Severe Acute Respiratory Syndrome (SARS) emerged in 2002-03 in southern China. At the time, the origin of the agent that caused the syndrome, the SARS coronavirus (SARS-CoV), remained elusive.
The pandemic killed 774 of the 8094 people infected, a case fatality ratio of almost 10 per cent.
With cases diagnosed across the world, the pandemic had an impact on international travel, tourism and trade.
In 2005 collaborative research involving four CSIRO scientists and other researchers from Australia, China and the United States found that bats are highly likely to be the natural host of the virus responsible for SARS.
The authors reported that some species of bats were the natural host of coronaviruses closely related to those responsible for the SARS outbreak. Such viruses, termed SARS-like coronaviruses (SL-CoVs), display greater genetic variation than SARS-CoV isolated from people or from civet cats.
The human and civet isolates of SARS-CoV nestle phylogenetically within the spectrum of SL-CoVs, indicating that the virus responsible for the SARS outbreak was a member of this coronavirus group.
The results were published in the journal Science in 20051.
Bats confirmed as SARS origin
In 2013 a team of international scientists, led by Professor Shi Zhengli from Wuhan Institute of Virology, Chinese Academy of Sciences and CSIRO scientist Professor Linfa Wang, isolated a very close relative of SARS-CoV from horseshoe bats in China, confirming them as the origin of the virus responsible for the 2002-3 pandemic.
The results were published in the prestigious journal Nature.
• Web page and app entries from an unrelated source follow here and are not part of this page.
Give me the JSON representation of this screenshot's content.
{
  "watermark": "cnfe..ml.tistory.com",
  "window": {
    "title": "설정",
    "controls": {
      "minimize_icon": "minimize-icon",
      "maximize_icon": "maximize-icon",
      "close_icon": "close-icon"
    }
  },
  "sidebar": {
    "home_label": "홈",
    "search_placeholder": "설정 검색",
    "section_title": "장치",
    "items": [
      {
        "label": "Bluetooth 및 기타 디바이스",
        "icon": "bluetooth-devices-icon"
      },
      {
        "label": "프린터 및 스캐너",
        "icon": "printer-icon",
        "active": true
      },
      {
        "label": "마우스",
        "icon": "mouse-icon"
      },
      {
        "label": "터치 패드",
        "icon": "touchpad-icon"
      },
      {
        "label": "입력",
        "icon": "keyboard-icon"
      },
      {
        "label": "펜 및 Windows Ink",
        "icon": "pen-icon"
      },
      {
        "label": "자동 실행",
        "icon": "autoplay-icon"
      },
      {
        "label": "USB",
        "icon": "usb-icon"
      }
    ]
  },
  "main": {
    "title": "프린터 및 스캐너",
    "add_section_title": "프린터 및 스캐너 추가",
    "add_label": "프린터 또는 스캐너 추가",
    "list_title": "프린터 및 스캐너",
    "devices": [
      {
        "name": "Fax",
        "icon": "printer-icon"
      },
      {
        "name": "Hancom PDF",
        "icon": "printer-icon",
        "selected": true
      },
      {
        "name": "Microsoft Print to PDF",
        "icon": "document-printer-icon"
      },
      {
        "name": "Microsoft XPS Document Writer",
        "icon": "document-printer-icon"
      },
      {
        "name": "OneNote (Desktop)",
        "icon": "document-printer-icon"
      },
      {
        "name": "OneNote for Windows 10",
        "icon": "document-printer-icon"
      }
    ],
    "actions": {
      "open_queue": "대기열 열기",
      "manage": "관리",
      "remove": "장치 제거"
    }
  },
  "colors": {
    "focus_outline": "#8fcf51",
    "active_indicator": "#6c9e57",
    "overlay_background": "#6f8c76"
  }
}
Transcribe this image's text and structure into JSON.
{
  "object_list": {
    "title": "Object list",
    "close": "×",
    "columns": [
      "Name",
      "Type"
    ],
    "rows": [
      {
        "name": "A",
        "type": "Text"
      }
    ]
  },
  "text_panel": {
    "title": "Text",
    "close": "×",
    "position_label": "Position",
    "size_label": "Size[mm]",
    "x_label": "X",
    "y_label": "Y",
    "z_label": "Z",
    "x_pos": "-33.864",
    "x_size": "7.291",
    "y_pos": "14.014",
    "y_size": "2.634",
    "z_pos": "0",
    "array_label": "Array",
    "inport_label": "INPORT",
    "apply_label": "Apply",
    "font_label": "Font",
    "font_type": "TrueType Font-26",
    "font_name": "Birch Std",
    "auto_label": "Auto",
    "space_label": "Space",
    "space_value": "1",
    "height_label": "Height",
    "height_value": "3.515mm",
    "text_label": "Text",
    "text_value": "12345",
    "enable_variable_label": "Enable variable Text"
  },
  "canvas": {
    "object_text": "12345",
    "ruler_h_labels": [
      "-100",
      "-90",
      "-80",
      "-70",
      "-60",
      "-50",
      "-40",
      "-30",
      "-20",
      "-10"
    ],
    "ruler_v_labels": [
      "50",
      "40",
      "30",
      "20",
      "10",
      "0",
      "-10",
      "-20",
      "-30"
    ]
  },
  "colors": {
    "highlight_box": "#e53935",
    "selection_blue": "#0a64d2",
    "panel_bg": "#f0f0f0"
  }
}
This finding will help governments design more effective prevention strategies for SARS and similar epidemics.
While researchers globally have previously used genetic sequencing to demonstrate that bats are the natural reservoirs of SARS-like CoVs, this is the first time live virus was successfully isolated from bats to definitively confirm them as the origin.
The team successfully isolated a SARS-like CoV, named SL-CoV WIV1, directly from faecal samples of Chinese Horseshoe bats using the world renowned bat virus isolation methodology developed by scientists at CSIRO’s Australian Centre for Disease Preparedness in Geelong.
Horseshoe bats are found around the world, including Australia and play an important ecological role. Their role in SARS-CoV transmission highlights the importance of protecting the bat’s natural environment so they are not forced into highly populated urban areas in search of food.
This work is part of CSIRO's ongoing commitment to protect Australia from biosecurity threats posed by new and emerging infectious diseases.